This reporter, working for the Michigan Citizen weekly newspaper, covered the trial of the two clerks, who had immigrated from Yemen.
During a contentious trial, the judge declared a mistrial in Altam’s case. Mazeb was acquitted after the jury received no explanation about Altam’s disappearance from trial proceedings.
Fearing retaliation, the two fled the country afterwards.
The Michigan Citizen reported afterwards that the judge had received substantial campaign finance donations from suburban Middle Eastern business interests and professionals.
The same is true of Wayne County Prosecutor Kym Worthy. Various wealthy suburban Arab-American organizations including the Arab-American Political Action Committee held lucrative fund-raisers for her throughout her recent re-election campaign. Other beneficiaries of such largesse include Detroit Mayor Mike Duggan and numerous judges of Wayne County’s Third Judicial Circuit Court.
“The dynamic is the same in every location,” Salim Muwakkil of the Baltimore Sun wrote in 1999 about the killing of Kalvin Porter.

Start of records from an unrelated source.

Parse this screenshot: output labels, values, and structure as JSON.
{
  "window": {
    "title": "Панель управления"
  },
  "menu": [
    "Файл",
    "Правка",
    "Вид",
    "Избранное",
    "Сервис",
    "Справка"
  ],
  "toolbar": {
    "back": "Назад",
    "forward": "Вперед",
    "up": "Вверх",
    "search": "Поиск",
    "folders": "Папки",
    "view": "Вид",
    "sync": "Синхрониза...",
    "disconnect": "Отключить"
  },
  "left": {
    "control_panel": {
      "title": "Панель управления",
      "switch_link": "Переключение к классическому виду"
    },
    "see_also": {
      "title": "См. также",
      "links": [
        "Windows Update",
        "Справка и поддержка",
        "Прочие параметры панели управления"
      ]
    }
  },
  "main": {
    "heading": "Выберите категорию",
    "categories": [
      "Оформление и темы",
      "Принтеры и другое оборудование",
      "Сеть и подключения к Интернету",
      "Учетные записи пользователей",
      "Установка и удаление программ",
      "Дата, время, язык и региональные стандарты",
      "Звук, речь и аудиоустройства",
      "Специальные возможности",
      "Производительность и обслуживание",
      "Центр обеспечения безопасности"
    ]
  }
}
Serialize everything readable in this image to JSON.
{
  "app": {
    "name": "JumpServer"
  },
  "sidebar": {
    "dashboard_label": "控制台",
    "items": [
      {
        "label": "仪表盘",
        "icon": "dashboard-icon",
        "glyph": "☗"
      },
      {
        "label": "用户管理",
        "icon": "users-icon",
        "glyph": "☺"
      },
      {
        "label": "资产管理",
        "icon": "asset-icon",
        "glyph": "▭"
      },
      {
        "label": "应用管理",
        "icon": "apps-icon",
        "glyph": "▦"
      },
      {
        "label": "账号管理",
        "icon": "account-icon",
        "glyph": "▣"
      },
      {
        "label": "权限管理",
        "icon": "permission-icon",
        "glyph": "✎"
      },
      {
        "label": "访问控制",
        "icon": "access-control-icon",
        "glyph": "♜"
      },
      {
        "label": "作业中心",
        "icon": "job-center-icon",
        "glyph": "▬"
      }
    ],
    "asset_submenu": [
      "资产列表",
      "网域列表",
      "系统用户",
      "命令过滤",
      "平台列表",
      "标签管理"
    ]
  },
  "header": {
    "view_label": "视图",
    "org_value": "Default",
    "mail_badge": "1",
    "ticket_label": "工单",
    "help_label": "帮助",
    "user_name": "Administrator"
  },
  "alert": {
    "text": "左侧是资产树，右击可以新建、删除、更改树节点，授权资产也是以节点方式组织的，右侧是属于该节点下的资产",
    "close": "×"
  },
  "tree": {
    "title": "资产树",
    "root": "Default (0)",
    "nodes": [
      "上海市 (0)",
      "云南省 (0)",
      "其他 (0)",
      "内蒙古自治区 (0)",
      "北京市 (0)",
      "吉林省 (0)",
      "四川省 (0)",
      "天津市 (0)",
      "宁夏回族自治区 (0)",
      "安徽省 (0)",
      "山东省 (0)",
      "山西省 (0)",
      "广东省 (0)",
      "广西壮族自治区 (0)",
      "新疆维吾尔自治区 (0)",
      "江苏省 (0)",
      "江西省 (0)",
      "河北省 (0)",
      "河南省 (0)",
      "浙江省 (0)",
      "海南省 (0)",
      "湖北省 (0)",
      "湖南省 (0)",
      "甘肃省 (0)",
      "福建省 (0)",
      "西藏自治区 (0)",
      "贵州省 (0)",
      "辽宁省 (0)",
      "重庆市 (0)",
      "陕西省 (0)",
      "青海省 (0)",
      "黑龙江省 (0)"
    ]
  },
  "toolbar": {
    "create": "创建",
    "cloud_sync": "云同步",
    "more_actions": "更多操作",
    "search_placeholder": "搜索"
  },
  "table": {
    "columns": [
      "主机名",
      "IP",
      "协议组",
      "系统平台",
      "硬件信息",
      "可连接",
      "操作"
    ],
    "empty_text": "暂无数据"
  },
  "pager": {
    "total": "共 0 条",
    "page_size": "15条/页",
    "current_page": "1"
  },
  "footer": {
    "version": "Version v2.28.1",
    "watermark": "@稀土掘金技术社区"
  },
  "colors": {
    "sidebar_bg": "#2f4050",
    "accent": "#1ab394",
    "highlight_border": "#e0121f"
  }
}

“A culturally coherent immigrant group arrives with a work ethic and willingness to locate in America’s least attractive (but easily exploitable) neighborhoods — predominantly black inner cities. Although these neighborhoods have been victimized by economic disinvestment . . .many African-Americans nonetheless are angered by the commercial prominence and sometimes abrasive cultural differences of the immigrants.
“. . . When immigrant merchants step into this combustible socio-economic mix, they often become scapegoats,” Muwakkil said. “But they sometimes exacerbate the situation with either their racist assumptions — endemic to their culture or quickly assimilated from American society — or through simple cultural misunderstandings.”
Attorneys who sued Sunoco as well as the gas station owner for Kalvin Porter’s death broadened the perspective on his killing, noting that corporations such as Sunoco are predominantly responsible for the devastation of communities of color.